-- THE DATA follows --

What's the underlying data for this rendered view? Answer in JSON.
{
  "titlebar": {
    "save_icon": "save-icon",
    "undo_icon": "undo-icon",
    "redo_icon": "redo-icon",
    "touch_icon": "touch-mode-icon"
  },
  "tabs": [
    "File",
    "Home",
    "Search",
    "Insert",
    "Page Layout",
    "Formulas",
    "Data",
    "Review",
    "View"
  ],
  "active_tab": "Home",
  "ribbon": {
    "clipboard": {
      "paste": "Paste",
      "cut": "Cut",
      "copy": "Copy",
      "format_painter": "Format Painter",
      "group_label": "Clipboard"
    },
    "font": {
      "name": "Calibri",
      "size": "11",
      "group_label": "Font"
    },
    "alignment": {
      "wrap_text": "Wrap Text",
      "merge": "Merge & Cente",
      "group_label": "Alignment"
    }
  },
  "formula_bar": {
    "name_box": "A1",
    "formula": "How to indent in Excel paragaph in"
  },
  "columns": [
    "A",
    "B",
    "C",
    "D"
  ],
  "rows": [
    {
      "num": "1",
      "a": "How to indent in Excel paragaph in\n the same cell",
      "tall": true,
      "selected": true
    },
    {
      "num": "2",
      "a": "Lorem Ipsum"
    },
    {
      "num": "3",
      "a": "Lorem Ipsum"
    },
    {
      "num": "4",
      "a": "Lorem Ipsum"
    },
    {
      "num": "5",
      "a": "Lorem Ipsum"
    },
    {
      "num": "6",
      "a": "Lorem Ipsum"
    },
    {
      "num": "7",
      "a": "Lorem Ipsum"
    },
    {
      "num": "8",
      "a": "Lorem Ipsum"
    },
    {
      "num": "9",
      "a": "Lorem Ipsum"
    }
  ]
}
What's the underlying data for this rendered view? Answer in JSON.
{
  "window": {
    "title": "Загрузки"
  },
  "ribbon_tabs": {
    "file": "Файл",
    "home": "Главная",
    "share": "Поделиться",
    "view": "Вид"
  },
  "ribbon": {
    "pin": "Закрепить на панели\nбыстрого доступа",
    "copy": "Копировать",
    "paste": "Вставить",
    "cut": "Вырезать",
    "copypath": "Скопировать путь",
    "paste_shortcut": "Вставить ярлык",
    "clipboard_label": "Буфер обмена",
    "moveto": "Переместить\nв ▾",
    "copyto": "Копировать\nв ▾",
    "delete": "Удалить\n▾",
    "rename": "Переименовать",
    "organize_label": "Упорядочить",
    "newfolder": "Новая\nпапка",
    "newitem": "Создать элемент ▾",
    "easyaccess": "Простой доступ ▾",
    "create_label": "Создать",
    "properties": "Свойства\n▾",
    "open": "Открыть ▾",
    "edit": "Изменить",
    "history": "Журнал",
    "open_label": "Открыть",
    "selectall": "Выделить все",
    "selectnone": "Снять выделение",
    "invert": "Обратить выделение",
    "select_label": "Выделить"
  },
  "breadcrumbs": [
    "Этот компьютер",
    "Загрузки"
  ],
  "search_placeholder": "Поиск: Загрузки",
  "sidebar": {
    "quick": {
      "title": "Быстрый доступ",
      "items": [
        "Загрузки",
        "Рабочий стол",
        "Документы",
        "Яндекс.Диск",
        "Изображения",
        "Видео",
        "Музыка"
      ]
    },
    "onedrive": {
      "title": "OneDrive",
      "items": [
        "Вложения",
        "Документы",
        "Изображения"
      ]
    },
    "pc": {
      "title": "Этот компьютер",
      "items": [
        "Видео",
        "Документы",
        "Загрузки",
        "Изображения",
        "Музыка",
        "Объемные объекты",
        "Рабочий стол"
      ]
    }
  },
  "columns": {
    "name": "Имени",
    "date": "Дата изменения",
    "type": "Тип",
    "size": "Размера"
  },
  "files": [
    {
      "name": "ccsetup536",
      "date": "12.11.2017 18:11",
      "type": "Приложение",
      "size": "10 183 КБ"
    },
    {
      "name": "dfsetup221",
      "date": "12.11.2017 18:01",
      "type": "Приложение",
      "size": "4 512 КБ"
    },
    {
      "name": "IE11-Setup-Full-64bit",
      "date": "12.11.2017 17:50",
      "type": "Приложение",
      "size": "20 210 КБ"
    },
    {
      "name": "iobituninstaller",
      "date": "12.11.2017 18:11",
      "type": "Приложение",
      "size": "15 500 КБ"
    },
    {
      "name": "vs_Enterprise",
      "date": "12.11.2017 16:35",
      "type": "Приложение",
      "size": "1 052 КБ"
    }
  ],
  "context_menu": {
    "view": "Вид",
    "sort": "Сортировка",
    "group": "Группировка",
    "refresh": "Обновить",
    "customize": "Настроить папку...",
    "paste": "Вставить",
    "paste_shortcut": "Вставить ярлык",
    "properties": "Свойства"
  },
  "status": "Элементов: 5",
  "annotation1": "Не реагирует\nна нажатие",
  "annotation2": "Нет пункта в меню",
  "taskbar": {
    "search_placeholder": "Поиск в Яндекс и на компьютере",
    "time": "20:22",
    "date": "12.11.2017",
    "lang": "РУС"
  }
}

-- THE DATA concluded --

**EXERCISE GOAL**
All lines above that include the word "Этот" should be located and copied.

**RESULT**
    "Этот компьютер",
      "title": "Этот компьютер",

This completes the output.